Six Thousand Common English Words: Their Comparative Frequency and what Can be Done with Them

Front Cover
Clement Press, 1911 - English language - 64 pages
 

What people are saying - Write a review

We haven't found any reviews in the usual places.

Other editions - View all

Common terms and phrases

Popular passages

Page 21 - And from that day o'er hill and glade, Through those old woods a path was made; And many men wound in and out, And dodged and turned and bent about, And uttered words of righteous wrath Because 'twas such a crooked path. But still they followed, do not laugh, The first migrations of that calf; And through this winding woodway stalked Because he wobbled when he walked.
Page 21 - Each day a hundred thousand rout Followed the zigzag calf about ; And o'er his crooked journey went The traffic of a continent. A hundred thousand men were led By one calf near three centuries dead.
Page 21 - The years passed on in swiftness fleet, The road became a village street ; And this, before men were aware, A city's crowded thoroughfare. And soon the central street was this Of a renowned metropolis. And men two centuries and a half Trod in the footsteps of. that calf.
Page 21 - Since then two hundred years have fled, And, I infer, the calf is dead. But still he left behind his trail, And thereby hangs my moral tale. The trail was taken up next day By a lone dog that passed that way; And then a wise bell-wether...
Page 21 - For men are prone to go it blind Along the calf -paths of the mind, And work away from sun to sun To do what other men have done. They follow in the beaten track, And out and in, and forth and back, And still their devious course pursue, To keep the path that others do. But how the wise old wood-gods laugh, Who saw the first primeval calf Ah! many things this tale might teach— But I am not ordained to preach.
Page 21 - This forest path became a lane, That bent and turned, and turned again; This crooked lane became a road, Where many a poor horse with his load Toiled on beneath the burning sun, And travelled some three miles in one. And thus a century and a half They trod the footsteps of that calf.
Page 4 - The London Point System of Reading for the Blind. The author says of it, 'Taking passages from the English Bible and from various authors, containing 100,000 words, a list was made of the 353 words which occurred most frequently, and the number of times each occurred was noted.
Page 5 - the first 750 words" in his list, "with their repetitions, constitute more than three-fourths of all the words on the eight pages from which they have been drawn, and probably a large part of these words will be found in nearly the same proportion in any English conversation or printed matter.
Page 21 - ... of the mind, And work away from sun to sun To do what other men have done. They follow in the beaten track, And out and in, and forth and back, And still their devious course pursue, To keep the path that others do. But how the wise old wood-gods laugh, Who saw the first primeval calf!

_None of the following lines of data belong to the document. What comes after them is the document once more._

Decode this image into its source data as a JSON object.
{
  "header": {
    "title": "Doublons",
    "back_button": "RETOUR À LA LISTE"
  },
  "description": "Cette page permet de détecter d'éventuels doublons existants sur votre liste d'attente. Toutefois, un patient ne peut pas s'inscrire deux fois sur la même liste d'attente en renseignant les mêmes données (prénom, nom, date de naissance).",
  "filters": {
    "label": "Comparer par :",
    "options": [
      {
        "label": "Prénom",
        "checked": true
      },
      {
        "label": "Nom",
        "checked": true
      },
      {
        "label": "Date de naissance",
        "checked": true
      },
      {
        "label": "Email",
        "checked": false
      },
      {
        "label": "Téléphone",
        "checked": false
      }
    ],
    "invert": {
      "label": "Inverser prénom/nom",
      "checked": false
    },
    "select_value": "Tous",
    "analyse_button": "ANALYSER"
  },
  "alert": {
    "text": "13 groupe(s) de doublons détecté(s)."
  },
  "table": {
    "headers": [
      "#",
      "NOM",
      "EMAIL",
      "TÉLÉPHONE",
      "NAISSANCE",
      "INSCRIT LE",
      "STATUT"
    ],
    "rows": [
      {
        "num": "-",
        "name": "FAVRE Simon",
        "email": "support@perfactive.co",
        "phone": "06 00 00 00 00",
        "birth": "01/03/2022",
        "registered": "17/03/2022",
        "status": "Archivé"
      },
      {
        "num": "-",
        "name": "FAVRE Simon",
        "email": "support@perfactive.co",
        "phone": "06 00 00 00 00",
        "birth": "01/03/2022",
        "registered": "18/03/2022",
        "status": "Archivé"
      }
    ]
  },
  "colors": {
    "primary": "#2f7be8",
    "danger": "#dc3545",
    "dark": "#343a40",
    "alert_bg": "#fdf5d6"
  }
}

Ah ! many things this tale might teach, — But I am not ordained to preach.
Page 21 - ONE day, through the primeval wood, A calf walked home, as good calves should; But made a trail all bent askew, A crooked trail as all calves do. Since then two hundred years have fled, And, I infer, the calf is dead. But still he left behind his trail, And thereby hangs my moral tale.

Bibliographic information